While the rest of the nation moved on to other concerns, the flag issue continued to agitate voters in South Carolina and Georgia and elsewhere in the South. SCV activists in Georgia mounted what they called "Project Wave," erecting 24-foot flagpoles flying the old emblem all over the state, and hounding Barnes whenever he made public appearances. A South Carolina neo-Confederate group, the League of the South, urged voters to topple the man they began calling "the Turncoat Hodges." Smaller controversies over Confederate displays broke out and seeped into politics from Virginia to Mississippi.
Republican politicians then exploited the issue, with all its blatant racial overtones. The Georgia GOP gubernatorial candidate, Sonny Perdue, backed by Georgia Republican state chairman and former Christian Coalition head Ralph Reed, upheld the honor of those who died defending slavery, and pledged that, if elected, he would push for a statewide referendum to restore the old flag, nearly two-thirds of it taken up by the Confederate emblem. In South Carolina, GOP hopeful Mark Sanford accused Hodges of lying to the voters about the lowering of the Statehouse flag. The tactic worked like a charm, especially in Georgia, where the Democrat Barnes had been expected to win reelection handily. The election returns clearly show that rural white voters switched in droves to vote Republican, and that the flag controversy was one important reason why.
"That flag issue had some life. It clearly did have an impact," said University of Georgia political science professor Charles Bullock. The chairman of the Georgia Grassroots Republican Action Committee, Anthony Scott Hobbs, agreed, saying, "I think there was a backlash."
Many other issues certainly helped decide these elections, ranging from proposed school reforms in Georgia to alleged malfeasance by state agency officials in South Carolina. Last-minute campaign appearances by President Bush helped mobilize the rank and file. His immense popularity in the South, thanks to his handling of the war on terror, gave Republican candidates an enormous boost. But neo-Confederate activists also remembered Bush's stance on the flag flap in 2000, which many interpreted as a quiet endorsement of their efforts. At least they know he never publicly regretted his position, unlike McCain. As ever, in politics, substance and symbolism proved impossible to disentangle.

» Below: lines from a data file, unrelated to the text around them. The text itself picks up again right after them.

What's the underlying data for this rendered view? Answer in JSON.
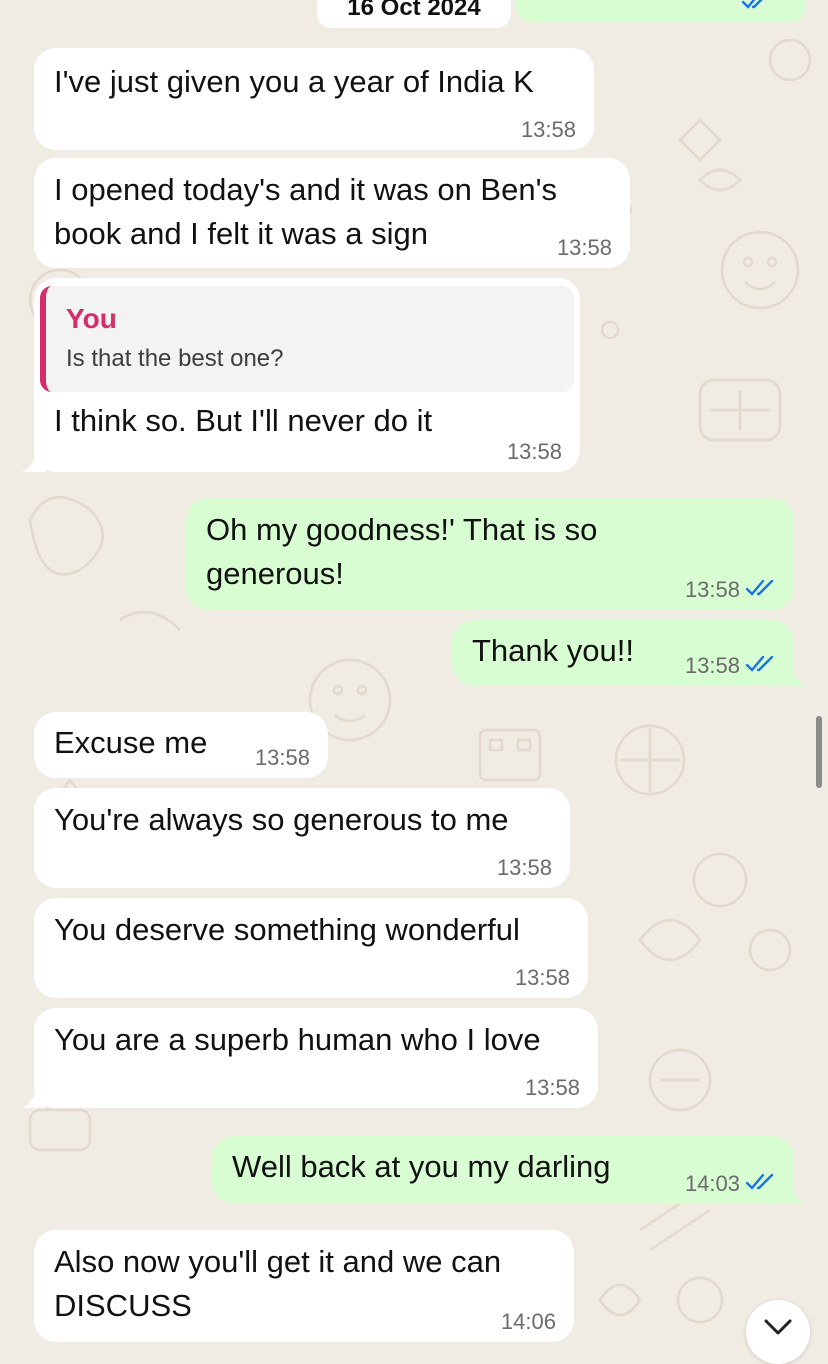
{
  "date_chip": "16 Oct 2024",
  "messages": [
    {
      "text": "I've just given you a year of India K",
      "time": "13:58"
    },
    {
      "text": "I opened today's and it was on Ben's",
      "text2": "book and I felt it was a sign",
      "time": "13:58"
    },
    {
      "quote_author": "You",
      "quote_text": "Is that the best one?",
      "text": "I think so. But I'll never do it",
      "time": "13:58"
    },
    {
      "text": "Oh my goodness!' That is so",
      "text2": "generous!",
      "time": "13:58"
    },
    {
      "text": "Thank you!!",
      "time": "13:58"
    },
    {
      "text": "Excuse me",
      "time": "13:58"
    },
    {
      "text": "You're always so generous to me",
      "time": "13:58"
    },
    {
      "text": "You deserve something wonderful",
      "time": "13:58"
    },
    {
      "text": "You are a superb human who I love",
      "time": "13:58"
    },
    {
      "text": "Well back at you my darling",
      "time": "14:03"
    },
    {
      "text": "Also now you'll get it and we can",
      "text2": "DISCUSS",
      "time": "14:06"
    }
  ],
  "colors": {
    "incoming_bubble": "#ffffff",
    "outgoing_bubble": "#d9fdd3",
    "read_ticks": "#1a73e8",
    "quote_accent": "#d42d6a",
    "background": "#f0ebe3"
  },
  "icons": {
    "read_receipt": "double-check-icon",
    "scroll_down": "chevron-down-icon"
  }
}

They remained entangled on election night, when a victorious Sonny Perdue, appearing against a backdrop of Confederate emblems, jubilantly exclaimed, with dubious taste, a line from an old black spiritual made famous by another Georgian, Dr. Martin Luther King Jr.: "Free at last! Free at last! Thank God Almighty, free at last!" Since then, Gov.-elect Perdue has backed off from his pledge to restore the old flag, and said with a straight face that the issue was only a "small" reason for his victory. And so his campaign appeals seem to have been just a cynical ploy, in a long tradition of Southern racial demagoguery.
In William Faulkner's play Requiem for a Nun, a character remarks mordantly: "The past is not dead. In fact, it's not even past." And so in American politics -- and not just in the South -- the past is the present and perhaps the future, too. Old scars continually reopen as fresh wounds. The ghosts of the 1860s and the 1960s get conjured up anew on the political stump. Efforts at racial reconciliation remain blocked by political pandering to old fears, divisions and prejudices.

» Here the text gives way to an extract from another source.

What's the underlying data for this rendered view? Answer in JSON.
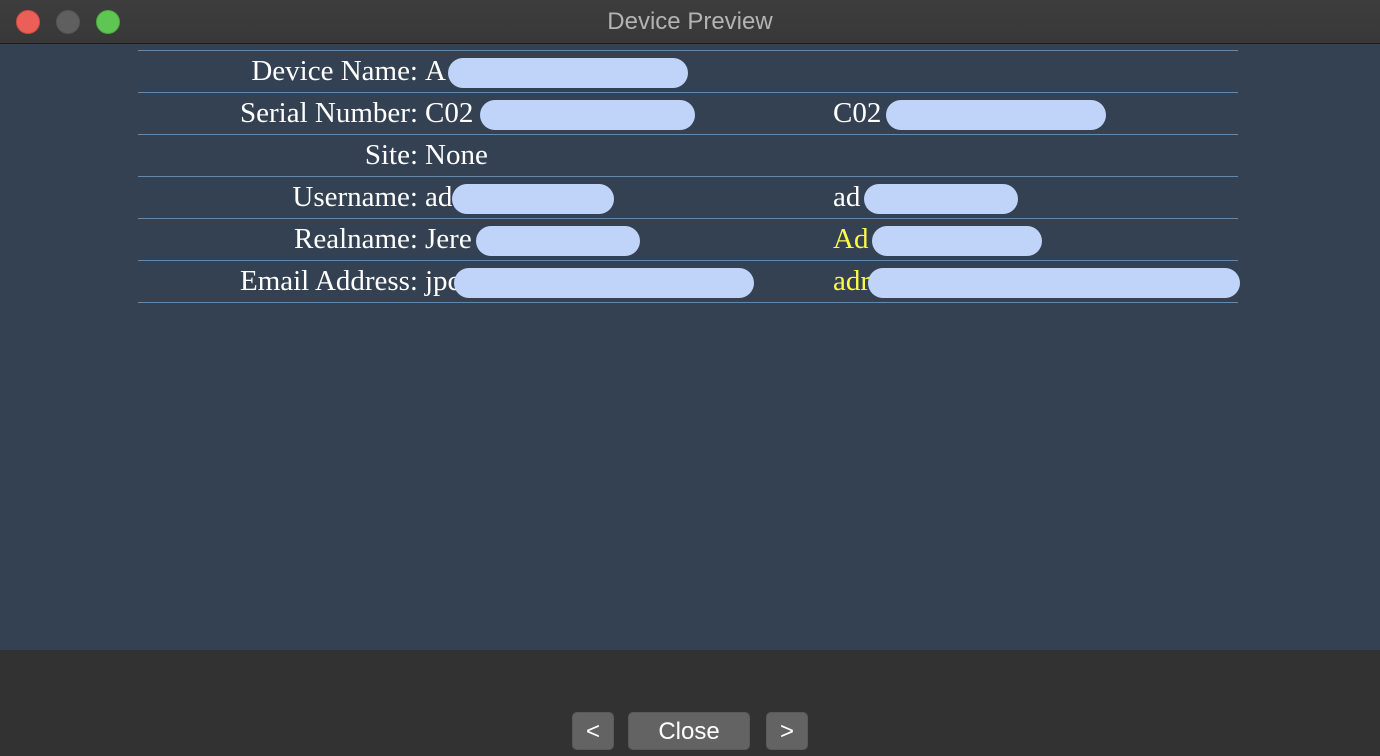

It is a sobering thought to consider, especially for Republicans of goodwill. Once they recover from their celebrating, they might want to take stock of everything that helped lead them to great victory in the last election, and ask themselves how much of it truly makes them proud.
Sean Wilentz teaches history at Princeton University. This article first appeared on Salon.com.